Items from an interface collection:

====

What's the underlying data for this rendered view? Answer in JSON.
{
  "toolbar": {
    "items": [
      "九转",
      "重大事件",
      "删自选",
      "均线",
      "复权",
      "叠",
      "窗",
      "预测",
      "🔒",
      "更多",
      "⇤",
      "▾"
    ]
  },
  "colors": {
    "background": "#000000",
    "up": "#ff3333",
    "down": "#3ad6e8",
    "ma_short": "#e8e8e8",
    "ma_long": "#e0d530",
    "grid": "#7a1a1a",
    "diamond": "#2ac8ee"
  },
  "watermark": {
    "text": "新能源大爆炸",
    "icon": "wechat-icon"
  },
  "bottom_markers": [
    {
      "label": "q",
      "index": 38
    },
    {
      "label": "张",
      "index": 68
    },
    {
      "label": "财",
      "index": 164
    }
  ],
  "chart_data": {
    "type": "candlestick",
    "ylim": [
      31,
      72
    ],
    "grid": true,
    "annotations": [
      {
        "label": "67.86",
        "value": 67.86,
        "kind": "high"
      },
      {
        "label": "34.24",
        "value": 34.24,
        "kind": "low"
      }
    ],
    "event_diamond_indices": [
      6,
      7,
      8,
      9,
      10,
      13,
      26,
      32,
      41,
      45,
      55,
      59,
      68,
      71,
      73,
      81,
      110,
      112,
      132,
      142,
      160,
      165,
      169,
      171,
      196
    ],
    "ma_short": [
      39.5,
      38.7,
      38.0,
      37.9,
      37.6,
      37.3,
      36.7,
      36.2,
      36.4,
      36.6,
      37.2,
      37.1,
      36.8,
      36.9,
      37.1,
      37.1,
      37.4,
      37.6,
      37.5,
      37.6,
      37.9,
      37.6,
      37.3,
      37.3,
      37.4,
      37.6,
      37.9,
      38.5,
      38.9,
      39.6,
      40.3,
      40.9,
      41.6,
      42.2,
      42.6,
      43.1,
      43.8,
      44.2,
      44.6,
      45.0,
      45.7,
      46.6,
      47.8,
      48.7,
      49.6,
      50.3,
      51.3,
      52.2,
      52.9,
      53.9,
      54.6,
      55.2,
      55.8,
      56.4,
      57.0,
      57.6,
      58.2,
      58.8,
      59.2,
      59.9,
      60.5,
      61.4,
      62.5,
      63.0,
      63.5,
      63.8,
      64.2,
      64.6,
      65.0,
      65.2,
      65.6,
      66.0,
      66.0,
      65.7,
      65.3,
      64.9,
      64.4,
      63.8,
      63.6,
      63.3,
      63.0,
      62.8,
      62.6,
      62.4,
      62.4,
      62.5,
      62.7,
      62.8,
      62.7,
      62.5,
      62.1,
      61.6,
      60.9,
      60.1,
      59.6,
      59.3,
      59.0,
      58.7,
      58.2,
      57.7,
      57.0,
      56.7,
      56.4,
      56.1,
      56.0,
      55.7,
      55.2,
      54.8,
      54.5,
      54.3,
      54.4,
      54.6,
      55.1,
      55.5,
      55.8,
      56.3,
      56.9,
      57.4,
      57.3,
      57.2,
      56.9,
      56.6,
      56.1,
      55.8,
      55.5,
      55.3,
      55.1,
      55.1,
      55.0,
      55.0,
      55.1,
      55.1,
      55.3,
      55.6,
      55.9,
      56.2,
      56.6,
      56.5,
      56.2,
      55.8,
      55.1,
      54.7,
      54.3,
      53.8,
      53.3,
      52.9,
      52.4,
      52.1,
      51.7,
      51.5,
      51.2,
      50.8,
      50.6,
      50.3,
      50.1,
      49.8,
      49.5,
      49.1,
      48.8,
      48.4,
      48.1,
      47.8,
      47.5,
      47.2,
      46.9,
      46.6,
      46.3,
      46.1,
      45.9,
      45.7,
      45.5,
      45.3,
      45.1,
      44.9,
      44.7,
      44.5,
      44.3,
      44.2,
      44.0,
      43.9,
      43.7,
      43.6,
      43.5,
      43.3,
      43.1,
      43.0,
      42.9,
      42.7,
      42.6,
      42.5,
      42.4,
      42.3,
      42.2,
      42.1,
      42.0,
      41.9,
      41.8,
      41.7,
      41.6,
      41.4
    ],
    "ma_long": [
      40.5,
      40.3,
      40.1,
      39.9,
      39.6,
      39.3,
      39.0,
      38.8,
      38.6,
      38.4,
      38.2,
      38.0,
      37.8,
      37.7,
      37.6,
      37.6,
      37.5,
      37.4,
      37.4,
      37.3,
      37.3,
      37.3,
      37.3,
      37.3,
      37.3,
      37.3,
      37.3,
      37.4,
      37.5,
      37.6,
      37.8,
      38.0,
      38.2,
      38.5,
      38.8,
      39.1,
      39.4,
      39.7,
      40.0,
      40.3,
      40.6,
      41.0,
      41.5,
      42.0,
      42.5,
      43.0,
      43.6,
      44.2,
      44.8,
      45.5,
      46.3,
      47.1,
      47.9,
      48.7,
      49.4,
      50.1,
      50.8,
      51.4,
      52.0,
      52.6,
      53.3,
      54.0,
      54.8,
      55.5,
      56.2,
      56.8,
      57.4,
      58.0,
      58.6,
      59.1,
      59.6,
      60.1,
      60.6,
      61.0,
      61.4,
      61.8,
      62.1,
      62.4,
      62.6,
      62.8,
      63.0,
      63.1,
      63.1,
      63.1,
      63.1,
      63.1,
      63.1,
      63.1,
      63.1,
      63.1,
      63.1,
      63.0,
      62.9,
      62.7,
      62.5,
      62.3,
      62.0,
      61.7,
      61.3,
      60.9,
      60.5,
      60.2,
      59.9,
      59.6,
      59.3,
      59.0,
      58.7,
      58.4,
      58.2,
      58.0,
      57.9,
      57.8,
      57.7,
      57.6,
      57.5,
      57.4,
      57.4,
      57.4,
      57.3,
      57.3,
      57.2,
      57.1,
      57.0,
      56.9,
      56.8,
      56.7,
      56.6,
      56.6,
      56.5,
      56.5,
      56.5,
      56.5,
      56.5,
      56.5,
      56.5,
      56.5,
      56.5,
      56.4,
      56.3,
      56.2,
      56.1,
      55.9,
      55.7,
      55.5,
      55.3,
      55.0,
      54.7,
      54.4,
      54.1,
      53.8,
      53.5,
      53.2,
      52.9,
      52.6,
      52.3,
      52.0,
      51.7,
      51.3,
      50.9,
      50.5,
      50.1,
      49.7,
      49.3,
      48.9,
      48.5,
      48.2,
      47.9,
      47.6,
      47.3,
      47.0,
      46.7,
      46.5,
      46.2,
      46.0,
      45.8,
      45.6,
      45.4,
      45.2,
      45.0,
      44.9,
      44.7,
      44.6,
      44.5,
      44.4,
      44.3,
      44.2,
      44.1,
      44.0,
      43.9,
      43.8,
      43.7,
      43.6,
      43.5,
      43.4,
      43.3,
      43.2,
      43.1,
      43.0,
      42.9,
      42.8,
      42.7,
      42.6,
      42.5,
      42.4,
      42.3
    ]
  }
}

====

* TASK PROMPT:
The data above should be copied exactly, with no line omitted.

* WRITTEN SOLUTION:
What's the underlying data for this rendered view? Answer in JSON.
{
  "toolbar": {
    "items": [
      "九转",
      "重大事件",
      "删自选",
      "均线",
      "复权",
      "叠",
      "窗",
      "预测",
      "🔒",
      "更多",
      "⇤",
      "▾"
    ]
  },
  "colors": {
    "background": "#000000",
    "up": "#ff3333",
    "down": "#3ad6e8",
    "ma_short": "#e8e8e8",
    "ma_long": "#e0d530",
    "grid": "#7a1a1a",
    "diamond": "#2ac8ee"
  },
  "watermark": {
    "text": "新能源大爆炸",
    "icon": "wechat-icon"
  },
  "bottom_markers": [
    {
      "label": "q",
      "index": 38
    },
    {
      "label": "张",
      "index": 68
    },
    {
      "label": "财",
      "index": 164
    }
  ],
  "chart_data": {
    "type": "candlestick",
    "ylim": [
      31,
      72
    ],
    "grid": true,
    "annotations": [
      {
        "label": "67.86",
        "value": 67.86,
        "kind": "high"
      },
      {
        "label": "34.24",
        "value": 34.24,
        "kind": "low"
      }
    ],
    "event_diamond_indices": [
      6,
      7,
      8,
      9,
      10,
      13,
      26,
      32,
      41,
      45,
      55,
      59,
      68,
      71,
      73,
      81,
      110,
      112,
      132,
      142,
      160,
      165,
      169,
      171,
      196
    ],
    "ma_short": [
      39.5,
      38.7,
      38.0,
      37.9,
      37.6,
      37.3,
      36.7,
      36.2,
      36.4,
      36.6,
      37.2,
      37.1,
      36.8,
      36.9,
      37.1,
      37.1,
      37.4,
      37.6,
      37.5,
      37.6,
      37.9,
      37.6,
      37.3,
      37.3,
      37.4,
      37.6,
      37.9,
      38.5,
      38.9,
      39.6,
      40.3,
      40.9,
      41.6,
      42.2,
      42.6,
      43.1,
      43.8,
      44.2,
      44.6,
      45.0,
      45.7,
      46.6,
      47.8,
      48.7,
      49.6,
      50.3,
      51.3,
      52.2,
      52.9,
      53.9,
      54.6,
      55.2,
      55.8,
      56.4,
      57.0,
      57.6,
      58.2,
      58.8,
      59.2,
      59.9,
      60.5,
      61.4,
      62.5,
      63.0,
      63.5,
      63.8,
      64.2,
      64.6,
      65.0,
      65.2,
      65.6,
      66.0,
      66.0,
      65.7,
      65.3,
      64.9,
      64.4,
      63.8,
      63.6,
      63.3,
      63.0,
      62.8,
      62.6,
      62.4,
      62.4,
      62.5,
      62.7,
      62.8,
      62.7,
      62.5,
      62.1,
      61.6,
      60.9,
      60.1,
      59.6,
      59.3,
      59.0,
      58.7,
      58.2,
      57.7,
      57.0,
      56.7,
      56.4,
      56.1,
      56.0,
      55.7,
      55.2,
      54.8,
      54.5,
      54.3,
      54.4,
      54.6,
      55.1,
      55.5,
      55.8,
      56.3,
      56.9,
      57.4,
      57.3,
      57.2,
      56.9,
      56.6,
      56.1,
      55.8,
      55.5,
      55.3,
      55.1,
      55.1,
      55.0,
      55.0,
      55.1,
      55.1,
      55.3,
      55.6,
      55.9,
      56.2,
      56.6,
      56.5,
      56.2,
      55.8,
      55.1,
      54.7,
      54.3,
      53.8,
      53.3,
      52.9,
      52.4,
      52.1,
      51.7,
      51.5,
      51.2,
      50.8,
      50.6,
      50.3,
      50.1,
      49.8,
      49.5,
      49.1,
      48.8,
      48.4,
      48.1,
      47.8,
      47.5,
      47.2,
      46.9,
      46.6,
      46.3,
      46.1,
      45.9,
      45.7,
      45.5,
      45.3,
      45.1,
      44.9,
      44.7,
      44.5,
      44.3,
      44.2,
      44.0,
      43.9,
      43.7,
      43.6,
      43.5,
      43.3,
      43.1,
      43.0,
      42.9,
      42.7,
      42.6,
      42.5,
      42.4,
      42.3,
      42.2,
      42.1,
      42.0,
      41.9,
      41.8,
      41.7,
      41.6,
      41.4
    ],
    "ma_long": [
      40.5,
      40.3,
      40.1,
      39.9,
      39.6,
      39.3,
      39.0,
      38.8,
      38.6,
      38.4,
      38.2,
      38.0,
      37.8,
      37.7,
      37.6,
      37.6,
      37.5,
      37.4,
      37.4,
      37.3,
      37.3,
      37.3,
      37.3,
      37.3,
      37.3,
      37.3,
      37.3,
      37.4,
      37.5,
      37.6,
      37.8,
      38.0,
      38.2,
      38.5,
      38.8,
      39.1,
      39.4,
      39.7,
      40.0,
      40.3,
      40.6,
      41.0,
      41.5,
      42.0,
      42.5,
      43.0,
      43.6,
      44.2,
      44.8,
      45.5,
      46.3,
      47.1,
      47.9,
      48.7,
      49.4,
      50.1,
      50.8,
      51.4,
      52.0,
      52.6,
      53.3,
      54.0,
      54.8,
      55.5,
      56.2,
      56.8,
      57.4,
      58.0,
      58.6,
      59.1,
      59.6,
      60.1,
      60.6,
      61.0,
      61.4,
      61.8,
      62.1,
      62.4,
      62.6,
      62.8,
      63.0,
      63.1,
      63.1,
      63.1,
      63.1,
      63.1,
      63.1,
      63.1,
      63.1,
      63.1,
      63.1,
      63.0,
      62.9,
      62.7,
      62.5,
      62.3,
      62.0,
      61.7,
      61.3,
      60.9,
      60.5,
      60.2,
      59.9,
      59.6,
      59.3,
      59.0,
      58.7,
      58.4,
      58.2,
      58.0,
      57.9,
      57.8,
      57.7,
      57.6,
      57.5,
      57.4,
      57.4,
      57.4,
      57.3,
      57.3,
      57.2,
      57.1,
      57.0,
      56.9,
      56.8,
      56.7,
      56.6,
      56.6,
      56.5,
      56.5,
      56.5,
      56.5,
      56.5,
      56.5,
      56.5,
      56.5,
      56.5,
      56.4,
      56.3,
      56.2,
      56.1,
      55.9,
      55.7,
      55.5,
      55.3,
      55.0,
      54.7,
      54.4,
      54.1,
      53.8,
      53.5,
      53.2,
      52.9,
      52.6,
      52.3,
      52.0,
      51.7,
      51.3,
      50.9,
      50.5,
      50.1,
      49.7,
      49.3,
      48.9,
      48.5,
      48.2,
      47.9,
      47.6,
      47.3,
      47.0,
      46.7,
      46.5,
      46.2,
      46.0,
      45.8,
      45.6,
      45.4,
      45.2,
      45.0,
      44.9,
      44.7,
      44.6,
      44.5,
      44.4,
      44.3,
      44.2,
      44.1,
      44.0,
      43.9,
      43.8,
      43.7,
      43.6,
      43.5,
      43.4,
      43.3,
      43.2,
      43.1,
      43.0,
      42.9,
      42.8,
      42.7,
      42.6,
      42.5,
      42.4,
      42.3
    ]
  }
}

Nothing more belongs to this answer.